A nurse asked about the travel as part of a triage checklist and was told about it. “Regretfully, that information was not fully communicated throughout the full teams. As a result, the full import of that information wasn’t factored into the full decision making,” Texas hospital official Mark Lester said.
Infectious disease experts said that time gap represented a critical missed opportunity that may have led others to be exposed to the virus.
At the apartment complex, Osmanovic said he met the man three times over the years when he was visiting his family. Most of the neighborhood is from Liberia, Somalia or Sudan. Osmanovic is from Bosnia.
The only sign on Wednesday of the family’s presence was someone occasionally pulling back the white blinds to peek out into the parking lot. A security officer blocked the entrance to the complex, with instructions only to let residents in and out.
Dr. Christopher Perkins, Dallas County Health and Human Services Medical Director, said that of the 18 people who had been in contact, many were “close family members”.
The children among them “did not have any symptoms and so the odds of them passing on any sort of virus is very low”, said Mike Miles, Dallas Independent School District superintendent.
Miles said the four different schools they attended would be staffed with additional health professionals and classes would remain in session.
Texas officials said health workers who took care of the patient had so far tested negative for the virus and there were no other suspected cases in the state. Texas Governor Rick Perry told a news conference he was confident the virus would be contained, as did other officials.
While past outbreaks of Ebola killed as many as 90 percent of victims, the current epidemic’s fatality rate has averaged about 50 percent in West Africa.
The patient arrived in Texas on Sept. 20, and first sought treatment six days later, according to the U.S. Centers for Disease Control. The Liberian government said that the man showed no signs of fever or other symptoms of Ebola when he left the country on Sept. 19.
A Liberian official said the man traveled through Brussels to the United States. United Airlines said in a statement that the man took one of its flights from Brussels to Washington Dulles Airport, where he changed planes to travel to Dallas-Fort Worth.
A spokesman for Brussels Airlines, the only airline to fly direct scheduled services between Brussels and Monrovia, said he could not confirm that the passenger had flown with the company.

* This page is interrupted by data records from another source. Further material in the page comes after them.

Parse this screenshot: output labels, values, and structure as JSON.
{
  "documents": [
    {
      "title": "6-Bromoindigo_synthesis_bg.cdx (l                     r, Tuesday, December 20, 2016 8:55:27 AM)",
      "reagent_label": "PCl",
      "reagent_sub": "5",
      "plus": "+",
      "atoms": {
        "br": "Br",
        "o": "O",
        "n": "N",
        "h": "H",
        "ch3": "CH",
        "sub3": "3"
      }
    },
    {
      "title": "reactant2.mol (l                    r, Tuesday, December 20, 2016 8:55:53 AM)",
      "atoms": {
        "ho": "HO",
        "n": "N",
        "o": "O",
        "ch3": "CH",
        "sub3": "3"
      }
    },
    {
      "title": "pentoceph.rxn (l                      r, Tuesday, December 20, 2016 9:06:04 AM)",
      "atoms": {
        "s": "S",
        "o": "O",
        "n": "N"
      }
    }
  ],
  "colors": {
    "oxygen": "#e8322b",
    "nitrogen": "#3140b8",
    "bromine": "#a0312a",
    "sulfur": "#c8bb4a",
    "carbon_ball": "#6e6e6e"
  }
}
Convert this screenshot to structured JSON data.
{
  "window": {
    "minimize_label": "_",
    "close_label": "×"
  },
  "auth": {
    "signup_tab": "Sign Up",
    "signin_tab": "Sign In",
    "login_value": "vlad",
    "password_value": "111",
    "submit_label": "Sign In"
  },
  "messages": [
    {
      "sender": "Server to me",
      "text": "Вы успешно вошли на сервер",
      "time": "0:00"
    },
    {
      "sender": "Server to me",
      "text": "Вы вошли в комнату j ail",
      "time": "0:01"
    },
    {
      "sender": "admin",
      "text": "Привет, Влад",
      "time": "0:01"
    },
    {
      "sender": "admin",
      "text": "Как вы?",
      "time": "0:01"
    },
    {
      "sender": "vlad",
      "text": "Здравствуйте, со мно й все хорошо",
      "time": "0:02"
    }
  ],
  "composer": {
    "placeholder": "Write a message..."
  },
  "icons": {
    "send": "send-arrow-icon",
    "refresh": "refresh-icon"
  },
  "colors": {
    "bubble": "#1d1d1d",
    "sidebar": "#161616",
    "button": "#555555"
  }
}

“We also have not been contacted by anyone to tell us to take measures or contact passengers because of an infected passenger traveling with us,” spokesman Geert Sciot said.
Separately on Wednesday, citing a “heightened sense of awareness of Ebola”, the Queens Medical Center in Honolulu, Hawaii, said it was treating a patient in isolation.
“At this time the patient’s history and clinical presentation do not appear to be consistent with Ebola and the patient may be diagnosed with a number of conditions other than Ebola,” the statement said.
(Reporting by Lisa Maria Garza; Additional reporting by Jon Herskovitz in Austin, Texas, Jeffrey Dastin in New York, Susan Heavey and Alphonso Toweh in Washington, David Lewis in Dakar and Robert-Jan Bartunek; Writing by Grant McCool; Editing by Michele Gershberg and Dominic Evans)